What if the teacher calls on me in math? Do tornadoes happen here? Why does Daddy look upset?
These are some of the thoughts that may cause anxiety for our kids. As adults, we worry about our routines, new circumstances, and the unknown. Our children are no different. They experience feelings such as excitement, grief, anger, relief, and worry, plus so many other emotions, just as we do – in the context of daily life.
We experience these emotions, worry or anxiety in particular, based on what we see, hear, and sense, and how we put all these pieces of information together. It is in this attempt to understand or make sense of changing routines, circumstances that are confusing, or understanding new information that children often become worried. They begin to fill in the blanks with details which may be inaccurate. For example, a young person may observe his father’s absence at home at night and worry that his parents are divorcing. A child may attend a funeral of an adult and begin to wonder if her mother’s recent flu will result in death.
These holes in available information may lead to a more complicated story line that is fueled by worry. It is possible that the father’s absence is due to taking on a second job. The mother’s flu is just that, and her health is improving. Adults must be attuned to children to observe and respond to symptoms of worry, providing information to keep wrong details from taking a child down an unnecessary path of worrying.
To be in touch with our children, we want to look for cues that let us know they are worried. Situational anxieties can be motivating (I better study for that test tomorrow!) and can help someone be alert, focused, and able to perform a task well. When anxiety moves beyond motivating to causing negative symptoms for children, we need to address the worry right away. Try these responses to your child’s worries:
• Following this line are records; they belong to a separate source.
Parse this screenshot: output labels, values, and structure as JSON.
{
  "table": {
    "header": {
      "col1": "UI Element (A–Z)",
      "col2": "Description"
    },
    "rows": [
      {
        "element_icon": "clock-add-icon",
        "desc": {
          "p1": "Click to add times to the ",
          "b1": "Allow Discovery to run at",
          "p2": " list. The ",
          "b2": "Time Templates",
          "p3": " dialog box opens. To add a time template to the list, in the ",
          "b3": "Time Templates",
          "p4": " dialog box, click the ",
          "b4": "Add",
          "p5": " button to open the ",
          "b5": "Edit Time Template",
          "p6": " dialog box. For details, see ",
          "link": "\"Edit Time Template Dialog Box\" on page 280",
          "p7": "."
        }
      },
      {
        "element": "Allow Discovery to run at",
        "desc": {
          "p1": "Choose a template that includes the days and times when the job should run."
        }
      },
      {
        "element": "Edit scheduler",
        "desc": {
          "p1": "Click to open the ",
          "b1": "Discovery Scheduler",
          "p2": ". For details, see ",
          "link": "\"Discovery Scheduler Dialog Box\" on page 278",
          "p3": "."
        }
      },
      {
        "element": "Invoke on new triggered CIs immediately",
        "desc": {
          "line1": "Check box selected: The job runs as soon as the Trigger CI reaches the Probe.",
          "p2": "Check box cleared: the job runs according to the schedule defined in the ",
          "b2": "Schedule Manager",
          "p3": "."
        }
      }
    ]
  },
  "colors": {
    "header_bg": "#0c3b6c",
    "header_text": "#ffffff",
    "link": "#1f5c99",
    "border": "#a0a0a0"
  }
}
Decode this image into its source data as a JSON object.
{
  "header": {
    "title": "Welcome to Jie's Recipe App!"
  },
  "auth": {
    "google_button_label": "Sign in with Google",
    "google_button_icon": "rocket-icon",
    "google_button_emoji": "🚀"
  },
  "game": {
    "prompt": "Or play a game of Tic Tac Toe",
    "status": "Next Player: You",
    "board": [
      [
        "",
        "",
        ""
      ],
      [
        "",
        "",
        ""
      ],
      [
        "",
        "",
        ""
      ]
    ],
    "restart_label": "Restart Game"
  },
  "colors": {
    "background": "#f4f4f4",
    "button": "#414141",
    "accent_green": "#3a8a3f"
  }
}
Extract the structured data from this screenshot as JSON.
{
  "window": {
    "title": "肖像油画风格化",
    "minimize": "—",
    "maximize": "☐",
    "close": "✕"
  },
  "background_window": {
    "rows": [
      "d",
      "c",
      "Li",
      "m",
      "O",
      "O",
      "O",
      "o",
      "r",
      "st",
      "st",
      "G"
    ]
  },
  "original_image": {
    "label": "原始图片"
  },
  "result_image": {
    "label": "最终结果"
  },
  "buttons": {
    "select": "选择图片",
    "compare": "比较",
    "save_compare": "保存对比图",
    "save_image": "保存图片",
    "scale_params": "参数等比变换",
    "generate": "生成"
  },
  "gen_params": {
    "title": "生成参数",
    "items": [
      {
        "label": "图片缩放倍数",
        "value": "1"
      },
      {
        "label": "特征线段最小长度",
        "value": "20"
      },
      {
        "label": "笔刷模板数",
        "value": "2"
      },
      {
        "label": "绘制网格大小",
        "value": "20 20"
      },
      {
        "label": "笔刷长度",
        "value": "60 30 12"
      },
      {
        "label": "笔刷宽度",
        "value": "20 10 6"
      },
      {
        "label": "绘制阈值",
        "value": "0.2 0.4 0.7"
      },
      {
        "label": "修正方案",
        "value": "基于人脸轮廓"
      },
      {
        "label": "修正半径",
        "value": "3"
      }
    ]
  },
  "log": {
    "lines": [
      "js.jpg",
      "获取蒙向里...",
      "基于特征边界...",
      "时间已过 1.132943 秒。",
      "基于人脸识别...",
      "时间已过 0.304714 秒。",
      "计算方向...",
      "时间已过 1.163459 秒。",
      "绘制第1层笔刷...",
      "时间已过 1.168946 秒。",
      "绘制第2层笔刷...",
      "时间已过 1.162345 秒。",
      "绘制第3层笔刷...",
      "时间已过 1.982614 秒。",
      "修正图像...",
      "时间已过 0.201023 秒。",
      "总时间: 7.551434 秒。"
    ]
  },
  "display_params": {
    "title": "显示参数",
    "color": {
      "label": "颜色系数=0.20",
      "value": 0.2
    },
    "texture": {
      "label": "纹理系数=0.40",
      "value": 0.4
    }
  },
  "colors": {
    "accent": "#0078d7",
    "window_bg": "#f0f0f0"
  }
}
• Notice and ask about worries expressed in behavior changes, mood changes, distraction, or irritability: You don’t usually yell at your brother like that. Is something bothering you?
• Normalize reactions to situations which may start worries and offer support and direction: I know you have been watching the news about the weather and looking out the window a lot. I am paying attention to the storm, too, and got extra groceries on the way home today. Why don’t you get some books and games out so we can have fun things to do while the storm comes and goes by us!
• Be aware of and respond to a deteriorating presentation: When I came in your room last night, I know you were crying again, but trying to hide it. I heard you up most of the night, too. You have been avoiding leaving the house to be with your friends. Let’s talk and come up with a few ways to change things. If I’m not the right person to talk to, let’s figure out who is.
A partner to being responsive as a parent is monitoring your own behavior as a role model. Be aware of your own anxieties and reactions, and allow your child to see you notice and come up with solutions to alleviate your own worries. This teaches your child skills and helps him feel more comfortable seeing you in control of the situation.
Worries are one of the many feelings we all experience. As parents, we can notice, respond, and even ask for help and professional guidance if needed, keeping worries on the short end of the feelings list.